Now, considering that you are young enough to be considered editorial is a slim schedule. Promotional models are usually no younger than 18 except for “teen” possibilities that may require less interaction (ex. mannequin models in store windows with regard to store promotion, teens handing out selling flyers or coupons, etc). Plus, if you’re over 21… that’s quite late to start an editorial-fashion profession. At this point, before you make any drastic changes in your hair, body, or location that you live… have you considered enhancing your commercial look in your portfolio to get more jobs? This is what I mean by getting some things in check.
Don’t waste too much time at each part of your career battling who you truly are as being a model. Make the most out of your look plus personality to make the most money and advance your career. A good agent will guide you to how to optimize your look because it will help make THEM more money by booking you. Most modeling firms across the country (with the exceptions from the larger city markets) will guide promotional jobs as a full-service modeling agency. Now, if the promotional job opportunities are coming in and you get requested by your agent if you are available to work and you keep saying no … don’t think that helps you stay on their great side. They’ll know that they are getting blown off and if they can’t book the models… the agency will lose potential money from that reservation. That’s not good when it interferes with the business enterprise aspect of the agency.

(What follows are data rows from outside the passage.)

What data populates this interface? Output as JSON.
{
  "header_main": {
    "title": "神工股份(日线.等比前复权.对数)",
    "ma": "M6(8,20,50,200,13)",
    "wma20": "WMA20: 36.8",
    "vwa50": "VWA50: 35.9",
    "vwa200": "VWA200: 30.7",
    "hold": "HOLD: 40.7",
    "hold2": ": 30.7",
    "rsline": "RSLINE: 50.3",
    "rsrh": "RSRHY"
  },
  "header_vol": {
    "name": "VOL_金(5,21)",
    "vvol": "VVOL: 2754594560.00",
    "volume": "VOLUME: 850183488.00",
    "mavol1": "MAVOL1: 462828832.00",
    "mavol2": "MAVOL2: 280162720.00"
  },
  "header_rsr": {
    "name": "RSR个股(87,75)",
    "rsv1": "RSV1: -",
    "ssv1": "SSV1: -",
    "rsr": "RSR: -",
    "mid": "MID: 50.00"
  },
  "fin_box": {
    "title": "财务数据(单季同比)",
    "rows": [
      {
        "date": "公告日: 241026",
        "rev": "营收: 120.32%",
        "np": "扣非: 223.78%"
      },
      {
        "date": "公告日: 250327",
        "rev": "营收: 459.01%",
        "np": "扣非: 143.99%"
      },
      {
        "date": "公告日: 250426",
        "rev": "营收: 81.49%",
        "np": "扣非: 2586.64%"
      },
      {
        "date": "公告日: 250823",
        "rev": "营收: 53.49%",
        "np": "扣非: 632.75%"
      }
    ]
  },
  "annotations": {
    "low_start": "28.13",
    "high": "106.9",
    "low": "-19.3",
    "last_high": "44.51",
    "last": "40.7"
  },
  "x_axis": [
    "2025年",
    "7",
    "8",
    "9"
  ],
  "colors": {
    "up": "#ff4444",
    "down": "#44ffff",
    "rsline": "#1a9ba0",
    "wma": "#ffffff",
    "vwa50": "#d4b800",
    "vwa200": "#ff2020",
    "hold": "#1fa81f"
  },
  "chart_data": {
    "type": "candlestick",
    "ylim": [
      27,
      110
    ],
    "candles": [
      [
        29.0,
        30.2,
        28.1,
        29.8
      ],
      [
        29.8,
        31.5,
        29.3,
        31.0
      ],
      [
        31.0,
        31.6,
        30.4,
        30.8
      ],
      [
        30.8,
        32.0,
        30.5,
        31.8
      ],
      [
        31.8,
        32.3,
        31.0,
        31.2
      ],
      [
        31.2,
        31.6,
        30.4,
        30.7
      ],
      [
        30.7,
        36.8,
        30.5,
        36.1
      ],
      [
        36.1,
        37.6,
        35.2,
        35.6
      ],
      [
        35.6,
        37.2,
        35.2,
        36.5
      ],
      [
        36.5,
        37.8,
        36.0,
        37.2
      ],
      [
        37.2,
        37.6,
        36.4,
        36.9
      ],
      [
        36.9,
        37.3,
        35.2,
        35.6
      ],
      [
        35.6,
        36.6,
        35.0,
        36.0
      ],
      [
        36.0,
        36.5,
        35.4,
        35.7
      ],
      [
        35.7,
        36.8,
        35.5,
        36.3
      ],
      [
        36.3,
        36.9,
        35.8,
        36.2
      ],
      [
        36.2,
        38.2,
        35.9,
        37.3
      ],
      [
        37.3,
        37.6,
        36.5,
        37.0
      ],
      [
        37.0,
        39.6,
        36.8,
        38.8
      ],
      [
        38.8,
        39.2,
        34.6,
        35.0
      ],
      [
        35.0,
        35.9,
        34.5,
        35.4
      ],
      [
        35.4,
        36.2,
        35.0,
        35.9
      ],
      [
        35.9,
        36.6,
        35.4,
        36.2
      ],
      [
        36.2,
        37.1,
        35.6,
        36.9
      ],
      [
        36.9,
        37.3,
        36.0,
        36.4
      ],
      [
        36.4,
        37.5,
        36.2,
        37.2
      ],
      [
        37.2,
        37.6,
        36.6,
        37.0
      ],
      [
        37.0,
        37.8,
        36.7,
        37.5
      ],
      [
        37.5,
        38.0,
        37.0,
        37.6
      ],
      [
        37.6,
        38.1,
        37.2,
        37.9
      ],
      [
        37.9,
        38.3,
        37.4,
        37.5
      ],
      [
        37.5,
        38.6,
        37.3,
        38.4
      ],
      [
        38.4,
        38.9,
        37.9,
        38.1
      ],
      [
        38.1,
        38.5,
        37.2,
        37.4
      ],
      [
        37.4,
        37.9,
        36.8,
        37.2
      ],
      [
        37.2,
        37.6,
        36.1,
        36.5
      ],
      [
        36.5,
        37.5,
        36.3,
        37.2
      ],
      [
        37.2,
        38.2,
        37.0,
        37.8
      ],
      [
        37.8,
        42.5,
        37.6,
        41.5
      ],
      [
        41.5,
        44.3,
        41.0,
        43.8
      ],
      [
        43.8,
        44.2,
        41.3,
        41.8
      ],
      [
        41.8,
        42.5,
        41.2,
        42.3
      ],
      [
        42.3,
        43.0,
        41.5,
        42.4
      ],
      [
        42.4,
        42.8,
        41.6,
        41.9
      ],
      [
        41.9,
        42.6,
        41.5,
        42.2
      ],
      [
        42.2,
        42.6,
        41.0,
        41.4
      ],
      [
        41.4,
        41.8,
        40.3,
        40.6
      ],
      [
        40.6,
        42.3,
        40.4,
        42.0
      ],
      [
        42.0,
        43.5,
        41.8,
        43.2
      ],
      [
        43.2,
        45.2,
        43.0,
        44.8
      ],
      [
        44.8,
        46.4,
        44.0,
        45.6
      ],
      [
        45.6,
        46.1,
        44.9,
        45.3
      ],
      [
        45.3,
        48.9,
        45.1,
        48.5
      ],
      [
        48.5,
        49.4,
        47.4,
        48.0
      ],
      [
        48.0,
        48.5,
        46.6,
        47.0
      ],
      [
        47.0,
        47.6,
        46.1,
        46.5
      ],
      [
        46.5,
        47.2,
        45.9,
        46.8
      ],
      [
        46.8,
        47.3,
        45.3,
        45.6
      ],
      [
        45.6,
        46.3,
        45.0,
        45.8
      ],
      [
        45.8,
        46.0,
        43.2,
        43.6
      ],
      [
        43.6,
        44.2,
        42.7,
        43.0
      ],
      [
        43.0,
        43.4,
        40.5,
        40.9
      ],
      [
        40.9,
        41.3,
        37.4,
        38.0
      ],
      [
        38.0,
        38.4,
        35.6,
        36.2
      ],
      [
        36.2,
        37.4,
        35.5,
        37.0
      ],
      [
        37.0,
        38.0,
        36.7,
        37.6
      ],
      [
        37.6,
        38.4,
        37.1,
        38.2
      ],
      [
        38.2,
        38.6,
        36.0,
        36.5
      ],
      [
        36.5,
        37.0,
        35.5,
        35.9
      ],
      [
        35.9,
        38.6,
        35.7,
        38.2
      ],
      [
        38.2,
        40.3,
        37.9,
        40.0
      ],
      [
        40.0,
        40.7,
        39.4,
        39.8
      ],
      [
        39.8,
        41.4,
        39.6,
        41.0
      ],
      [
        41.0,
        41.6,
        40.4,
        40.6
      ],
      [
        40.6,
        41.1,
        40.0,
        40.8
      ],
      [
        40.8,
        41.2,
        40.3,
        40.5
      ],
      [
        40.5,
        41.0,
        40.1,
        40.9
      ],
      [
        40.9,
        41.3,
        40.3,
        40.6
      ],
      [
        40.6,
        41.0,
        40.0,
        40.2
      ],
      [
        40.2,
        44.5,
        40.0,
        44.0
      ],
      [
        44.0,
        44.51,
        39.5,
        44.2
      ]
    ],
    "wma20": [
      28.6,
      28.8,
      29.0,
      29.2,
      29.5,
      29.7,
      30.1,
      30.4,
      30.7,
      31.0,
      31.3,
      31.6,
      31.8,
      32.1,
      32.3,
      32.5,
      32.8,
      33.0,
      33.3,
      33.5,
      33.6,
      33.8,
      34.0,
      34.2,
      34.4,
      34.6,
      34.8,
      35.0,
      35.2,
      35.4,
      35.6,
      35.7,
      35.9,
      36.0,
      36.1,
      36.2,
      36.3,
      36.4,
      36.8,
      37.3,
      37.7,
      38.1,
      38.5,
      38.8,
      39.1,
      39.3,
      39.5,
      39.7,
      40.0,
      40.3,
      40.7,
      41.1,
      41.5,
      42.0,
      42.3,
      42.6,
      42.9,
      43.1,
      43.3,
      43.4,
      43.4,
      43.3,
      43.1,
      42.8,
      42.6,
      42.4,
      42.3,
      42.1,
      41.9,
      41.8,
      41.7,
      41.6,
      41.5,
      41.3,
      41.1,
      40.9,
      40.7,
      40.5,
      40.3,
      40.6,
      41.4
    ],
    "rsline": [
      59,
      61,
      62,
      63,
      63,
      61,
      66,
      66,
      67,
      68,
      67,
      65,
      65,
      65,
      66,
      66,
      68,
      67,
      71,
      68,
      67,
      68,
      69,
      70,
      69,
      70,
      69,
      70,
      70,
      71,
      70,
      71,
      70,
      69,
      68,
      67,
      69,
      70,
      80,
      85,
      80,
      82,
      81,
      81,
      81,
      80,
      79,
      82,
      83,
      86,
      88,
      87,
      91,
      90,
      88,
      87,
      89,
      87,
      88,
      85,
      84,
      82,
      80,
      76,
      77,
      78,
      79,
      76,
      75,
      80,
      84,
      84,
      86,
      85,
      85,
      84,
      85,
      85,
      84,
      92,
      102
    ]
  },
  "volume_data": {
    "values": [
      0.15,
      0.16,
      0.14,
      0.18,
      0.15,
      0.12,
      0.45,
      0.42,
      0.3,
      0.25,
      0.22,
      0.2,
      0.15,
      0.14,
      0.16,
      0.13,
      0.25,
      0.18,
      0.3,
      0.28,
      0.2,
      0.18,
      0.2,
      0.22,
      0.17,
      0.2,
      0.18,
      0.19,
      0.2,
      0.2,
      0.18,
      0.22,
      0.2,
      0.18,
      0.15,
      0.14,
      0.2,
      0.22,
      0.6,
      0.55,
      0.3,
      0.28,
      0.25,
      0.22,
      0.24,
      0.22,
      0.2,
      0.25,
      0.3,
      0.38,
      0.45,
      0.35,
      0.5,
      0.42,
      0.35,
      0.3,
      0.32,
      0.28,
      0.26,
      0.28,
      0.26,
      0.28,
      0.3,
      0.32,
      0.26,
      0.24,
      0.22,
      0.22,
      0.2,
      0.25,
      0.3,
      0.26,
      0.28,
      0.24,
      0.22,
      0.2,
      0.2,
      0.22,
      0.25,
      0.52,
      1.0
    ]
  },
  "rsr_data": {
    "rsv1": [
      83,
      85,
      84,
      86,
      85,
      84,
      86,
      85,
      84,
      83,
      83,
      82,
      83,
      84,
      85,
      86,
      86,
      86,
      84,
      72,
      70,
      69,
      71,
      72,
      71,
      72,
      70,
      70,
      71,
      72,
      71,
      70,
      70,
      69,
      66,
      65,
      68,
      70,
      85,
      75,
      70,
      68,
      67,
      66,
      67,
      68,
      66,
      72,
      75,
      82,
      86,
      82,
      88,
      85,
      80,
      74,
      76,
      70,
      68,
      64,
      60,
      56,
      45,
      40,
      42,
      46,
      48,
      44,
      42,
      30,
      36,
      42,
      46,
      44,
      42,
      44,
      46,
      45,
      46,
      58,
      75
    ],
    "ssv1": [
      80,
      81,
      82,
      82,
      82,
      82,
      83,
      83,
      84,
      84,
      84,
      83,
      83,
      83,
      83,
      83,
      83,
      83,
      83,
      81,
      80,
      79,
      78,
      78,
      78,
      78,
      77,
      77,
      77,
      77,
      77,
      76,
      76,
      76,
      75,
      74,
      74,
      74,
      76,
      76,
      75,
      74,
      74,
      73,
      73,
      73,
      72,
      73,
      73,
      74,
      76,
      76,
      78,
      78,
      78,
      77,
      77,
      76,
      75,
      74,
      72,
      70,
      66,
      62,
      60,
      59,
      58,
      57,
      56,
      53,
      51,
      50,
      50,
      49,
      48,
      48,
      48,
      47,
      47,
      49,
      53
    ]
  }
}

They’ll be more unlikely to think of you as dependable plus professional and may pass you over when pulling models in for some other bookings that you would have liked! Oh… politics are everywhere!